By Alan Zhang ’17, LinDon Harris ’16, and Esha Chaudhuri ’17
For two weeks this summer, we represented Sidwell Friends at the sixth annual Student Global Leadership Institute (SGLI) in Honolulu, Hawaii. The program brought together 81 students from 10 different countries to discuss the theme of equity with an international perspective.
At SGLI, we got to learn from and interact with professionals and accomplished scholars on topics related to global equity. We heard lectures from entrepreneurs, military researchers, and social activists to learn about the importance of equity as it pertains to economic growth, national security, and the future of our planet. (One might not immediately associate equity with national security, for instance, but we learned that the government recognizes a direct correlation between a foreign state’s instability and inequity and views the countries with greater levels of inequity as more likely to threaten the United States.)
On the first Wednesday, doctoral students and professors from the University of Hawaii held a powerful discussion with us about futurist thinking. In learning about their unique yet very broad field of study, these scholars opened our minds to the intersectionality of many subjects and encouraged us to be “absurd” in our ideation.
Later that day, the SGLI students and teachers were escorted to the Asia-Pacific Center for Security Studies near Waikiki Beach. There, we learned about the role equity has in national defense from government officials and participated in group activities. The day after, a question-and-answer session was held with Harvard professor Fernando Reimers via Skype. The following Friday, Olin Lagon, a phenomenally successful entrepreneur and Hawaiian native, spoke to us about his many ventures and advised us on how to successfully develop a project. The program’s speakers were astute, engaging, and great overall.
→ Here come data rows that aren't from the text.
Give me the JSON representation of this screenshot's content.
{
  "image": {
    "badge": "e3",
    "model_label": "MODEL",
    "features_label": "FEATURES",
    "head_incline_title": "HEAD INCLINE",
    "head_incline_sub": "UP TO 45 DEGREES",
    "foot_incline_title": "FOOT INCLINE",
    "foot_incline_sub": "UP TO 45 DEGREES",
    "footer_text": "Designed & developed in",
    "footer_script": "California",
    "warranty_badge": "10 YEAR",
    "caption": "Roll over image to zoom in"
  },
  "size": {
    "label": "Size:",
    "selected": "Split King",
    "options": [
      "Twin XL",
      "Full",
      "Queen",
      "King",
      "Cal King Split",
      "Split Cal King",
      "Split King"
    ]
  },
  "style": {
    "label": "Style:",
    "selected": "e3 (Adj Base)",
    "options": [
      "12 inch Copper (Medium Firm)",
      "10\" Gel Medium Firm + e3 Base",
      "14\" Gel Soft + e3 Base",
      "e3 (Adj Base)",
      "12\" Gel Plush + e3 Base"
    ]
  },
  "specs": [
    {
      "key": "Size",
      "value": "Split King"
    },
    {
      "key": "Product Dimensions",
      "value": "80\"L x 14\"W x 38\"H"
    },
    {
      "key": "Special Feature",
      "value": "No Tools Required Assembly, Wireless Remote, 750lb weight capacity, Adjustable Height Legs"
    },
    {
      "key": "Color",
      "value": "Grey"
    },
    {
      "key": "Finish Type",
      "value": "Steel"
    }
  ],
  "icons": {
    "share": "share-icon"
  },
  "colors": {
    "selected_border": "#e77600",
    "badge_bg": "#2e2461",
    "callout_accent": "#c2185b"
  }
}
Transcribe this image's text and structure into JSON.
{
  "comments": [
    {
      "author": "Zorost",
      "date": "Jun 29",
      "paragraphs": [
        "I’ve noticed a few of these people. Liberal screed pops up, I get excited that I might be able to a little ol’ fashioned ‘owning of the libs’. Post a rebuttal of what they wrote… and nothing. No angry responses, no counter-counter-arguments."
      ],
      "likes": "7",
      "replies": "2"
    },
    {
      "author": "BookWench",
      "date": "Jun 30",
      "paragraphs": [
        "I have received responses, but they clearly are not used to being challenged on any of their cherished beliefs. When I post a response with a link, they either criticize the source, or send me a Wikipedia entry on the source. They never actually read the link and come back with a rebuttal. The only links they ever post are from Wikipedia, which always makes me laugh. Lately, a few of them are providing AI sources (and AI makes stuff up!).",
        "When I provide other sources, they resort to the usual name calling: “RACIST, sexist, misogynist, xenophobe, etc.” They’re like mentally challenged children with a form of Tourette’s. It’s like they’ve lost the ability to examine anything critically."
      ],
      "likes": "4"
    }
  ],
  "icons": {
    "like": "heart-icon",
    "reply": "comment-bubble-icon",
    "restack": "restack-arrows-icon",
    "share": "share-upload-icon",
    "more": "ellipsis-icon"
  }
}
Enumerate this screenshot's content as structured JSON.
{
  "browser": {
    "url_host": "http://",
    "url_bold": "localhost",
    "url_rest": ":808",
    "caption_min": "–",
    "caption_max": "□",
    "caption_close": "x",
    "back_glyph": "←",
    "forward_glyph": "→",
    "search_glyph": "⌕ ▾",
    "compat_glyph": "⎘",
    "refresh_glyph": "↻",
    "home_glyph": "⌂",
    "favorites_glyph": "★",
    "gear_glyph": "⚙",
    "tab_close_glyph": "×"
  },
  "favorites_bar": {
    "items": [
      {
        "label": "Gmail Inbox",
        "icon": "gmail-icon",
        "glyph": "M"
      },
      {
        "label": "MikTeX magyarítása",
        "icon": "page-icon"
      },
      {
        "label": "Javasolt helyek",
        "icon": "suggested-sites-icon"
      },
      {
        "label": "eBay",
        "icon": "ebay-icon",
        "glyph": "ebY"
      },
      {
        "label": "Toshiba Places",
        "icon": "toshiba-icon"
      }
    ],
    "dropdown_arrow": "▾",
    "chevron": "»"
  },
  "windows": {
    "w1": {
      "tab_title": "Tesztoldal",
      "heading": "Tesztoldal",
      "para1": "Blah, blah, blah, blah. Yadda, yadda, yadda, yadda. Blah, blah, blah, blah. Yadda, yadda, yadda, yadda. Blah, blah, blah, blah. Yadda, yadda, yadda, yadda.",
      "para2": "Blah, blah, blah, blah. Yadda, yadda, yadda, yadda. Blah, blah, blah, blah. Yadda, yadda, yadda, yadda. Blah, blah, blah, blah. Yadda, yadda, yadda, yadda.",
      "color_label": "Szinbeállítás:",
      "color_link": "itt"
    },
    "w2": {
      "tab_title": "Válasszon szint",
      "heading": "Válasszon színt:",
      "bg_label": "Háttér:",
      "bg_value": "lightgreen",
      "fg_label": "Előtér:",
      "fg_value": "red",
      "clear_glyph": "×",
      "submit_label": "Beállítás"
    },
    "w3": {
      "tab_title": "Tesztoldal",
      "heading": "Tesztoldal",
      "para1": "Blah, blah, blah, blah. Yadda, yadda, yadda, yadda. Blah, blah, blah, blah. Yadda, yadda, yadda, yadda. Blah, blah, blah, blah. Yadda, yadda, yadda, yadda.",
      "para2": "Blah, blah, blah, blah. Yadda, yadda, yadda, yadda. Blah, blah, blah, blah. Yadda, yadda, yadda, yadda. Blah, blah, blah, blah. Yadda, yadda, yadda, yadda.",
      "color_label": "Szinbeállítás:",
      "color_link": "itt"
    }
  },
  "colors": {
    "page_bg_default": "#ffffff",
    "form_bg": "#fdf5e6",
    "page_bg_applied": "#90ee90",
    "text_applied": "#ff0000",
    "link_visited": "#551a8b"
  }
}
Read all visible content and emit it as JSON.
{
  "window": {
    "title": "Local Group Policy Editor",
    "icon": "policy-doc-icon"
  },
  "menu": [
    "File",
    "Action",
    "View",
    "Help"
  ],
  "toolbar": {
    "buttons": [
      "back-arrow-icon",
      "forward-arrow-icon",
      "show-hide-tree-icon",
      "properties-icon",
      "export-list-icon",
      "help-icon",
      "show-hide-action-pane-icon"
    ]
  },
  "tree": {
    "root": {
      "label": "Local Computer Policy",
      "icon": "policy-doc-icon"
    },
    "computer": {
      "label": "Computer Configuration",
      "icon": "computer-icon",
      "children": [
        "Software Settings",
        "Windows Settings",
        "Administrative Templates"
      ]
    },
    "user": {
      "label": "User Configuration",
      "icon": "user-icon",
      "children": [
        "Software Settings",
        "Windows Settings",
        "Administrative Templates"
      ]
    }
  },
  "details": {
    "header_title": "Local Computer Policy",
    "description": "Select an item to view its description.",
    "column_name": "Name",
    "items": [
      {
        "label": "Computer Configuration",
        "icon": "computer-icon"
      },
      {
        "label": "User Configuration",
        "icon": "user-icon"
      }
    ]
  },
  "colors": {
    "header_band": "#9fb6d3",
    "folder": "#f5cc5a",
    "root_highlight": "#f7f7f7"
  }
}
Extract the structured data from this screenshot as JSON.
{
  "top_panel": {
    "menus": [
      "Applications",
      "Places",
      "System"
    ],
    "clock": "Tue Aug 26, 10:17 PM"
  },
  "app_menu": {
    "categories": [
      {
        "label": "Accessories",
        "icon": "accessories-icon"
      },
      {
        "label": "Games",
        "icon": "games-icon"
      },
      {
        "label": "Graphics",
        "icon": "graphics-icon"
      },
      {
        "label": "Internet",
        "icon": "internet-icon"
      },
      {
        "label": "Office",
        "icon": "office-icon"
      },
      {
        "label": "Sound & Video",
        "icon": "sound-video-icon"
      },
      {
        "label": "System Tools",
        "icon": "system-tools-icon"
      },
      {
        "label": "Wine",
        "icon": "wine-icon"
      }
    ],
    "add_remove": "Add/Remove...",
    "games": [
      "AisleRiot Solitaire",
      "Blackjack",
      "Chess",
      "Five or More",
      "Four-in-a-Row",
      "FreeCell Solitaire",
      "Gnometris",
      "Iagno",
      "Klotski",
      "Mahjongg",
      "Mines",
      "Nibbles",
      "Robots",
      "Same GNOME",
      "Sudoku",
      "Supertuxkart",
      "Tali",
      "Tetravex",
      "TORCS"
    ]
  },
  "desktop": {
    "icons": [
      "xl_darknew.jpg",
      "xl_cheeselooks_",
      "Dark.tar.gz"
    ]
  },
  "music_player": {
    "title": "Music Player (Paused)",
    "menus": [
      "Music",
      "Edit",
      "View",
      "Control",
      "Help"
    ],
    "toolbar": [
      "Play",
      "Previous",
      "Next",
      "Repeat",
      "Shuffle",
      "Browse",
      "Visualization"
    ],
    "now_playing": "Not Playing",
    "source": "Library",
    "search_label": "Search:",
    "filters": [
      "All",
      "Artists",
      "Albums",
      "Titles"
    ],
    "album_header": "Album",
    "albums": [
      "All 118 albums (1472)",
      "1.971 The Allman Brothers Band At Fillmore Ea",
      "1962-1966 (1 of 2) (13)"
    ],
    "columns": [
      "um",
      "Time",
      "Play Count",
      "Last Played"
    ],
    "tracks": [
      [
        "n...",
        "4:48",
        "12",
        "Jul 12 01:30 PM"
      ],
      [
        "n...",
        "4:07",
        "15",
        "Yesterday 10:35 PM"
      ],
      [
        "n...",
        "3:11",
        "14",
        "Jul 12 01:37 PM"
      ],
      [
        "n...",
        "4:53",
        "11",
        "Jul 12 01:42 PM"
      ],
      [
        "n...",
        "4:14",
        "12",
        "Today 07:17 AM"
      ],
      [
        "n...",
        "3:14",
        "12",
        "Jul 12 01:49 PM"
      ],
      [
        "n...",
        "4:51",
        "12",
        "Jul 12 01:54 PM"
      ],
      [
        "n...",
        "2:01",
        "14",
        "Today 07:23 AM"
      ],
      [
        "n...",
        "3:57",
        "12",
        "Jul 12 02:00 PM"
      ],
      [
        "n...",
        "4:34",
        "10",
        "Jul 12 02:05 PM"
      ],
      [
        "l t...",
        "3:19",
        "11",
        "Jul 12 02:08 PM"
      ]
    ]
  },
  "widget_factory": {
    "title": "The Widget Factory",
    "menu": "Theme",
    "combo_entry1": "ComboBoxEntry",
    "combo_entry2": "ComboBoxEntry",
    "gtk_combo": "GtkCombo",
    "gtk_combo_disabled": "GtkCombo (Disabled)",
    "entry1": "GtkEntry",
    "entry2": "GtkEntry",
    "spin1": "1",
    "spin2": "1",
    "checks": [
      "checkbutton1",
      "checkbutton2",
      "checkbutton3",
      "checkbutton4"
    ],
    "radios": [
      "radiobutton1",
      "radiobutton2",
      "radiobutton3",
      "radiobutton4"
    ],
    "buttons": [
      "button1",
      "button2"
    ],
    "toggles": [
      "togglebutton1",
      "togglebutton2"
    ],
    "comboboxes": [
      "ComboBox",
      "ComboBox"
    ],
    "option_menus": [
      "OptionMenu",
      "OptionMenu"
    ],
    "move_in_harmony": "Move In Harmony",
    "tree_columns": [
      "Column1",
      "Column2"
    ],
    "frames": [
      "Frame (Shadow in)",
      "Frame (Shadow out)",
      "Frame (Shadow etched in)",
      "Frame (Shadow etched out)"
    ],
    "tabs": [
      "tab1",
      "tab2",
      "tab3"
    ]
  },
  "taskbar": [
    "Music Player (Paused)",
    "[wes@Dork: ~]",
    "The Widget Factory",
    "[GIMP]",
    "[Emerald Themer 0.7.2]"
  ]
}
We also stepped outside the classroom a number of times for service field trips. These included going on a citywide scavenger hunt, helping to remove the invasive mangrove forest at He’eia Fishpond, and gathering crops at Kunia Farm. For our personal time, after dense lectures and activities during the day, we were allotted hours to absorb what was taught while forging great friendships and taking in the Hawaii sun during the evening. When we weren’t swimming or chilling at the beach, we hiked through thick forests or along mountain ranges, went snorkeling in coral reefs, and saw waterfalls.
SGLI provided an experience for us that could not be had anywhere else. We were given skills to become greater, more effective leaders and catalysts of change all while enjoying the summer with like-minded peers. Students in the program, despite their vast differences, came together harmoniously, learning about the commonalities and contrasts of one another’s cultures, appreciating the similar values, and picking up words in each other’s native languages.
By the end of the program, each group of students had planned a yearlong project to address inequity in their respective communities. We are excited to implement our project during this upcoming year. After days of brainstorming and researching, we decided to organize a free babysitting service for families in the DC community who are unable to afford one.
Overall, SGLI fulfilled its promise of providing a global education as we learned about the Hawaiian language, tradition, and culture, as well as those of the diverse nationalities of the other students. SGLI was a spectacular experience. We are thankful for the opportunity and recommend the program to anyone with a passion for learning and global issues.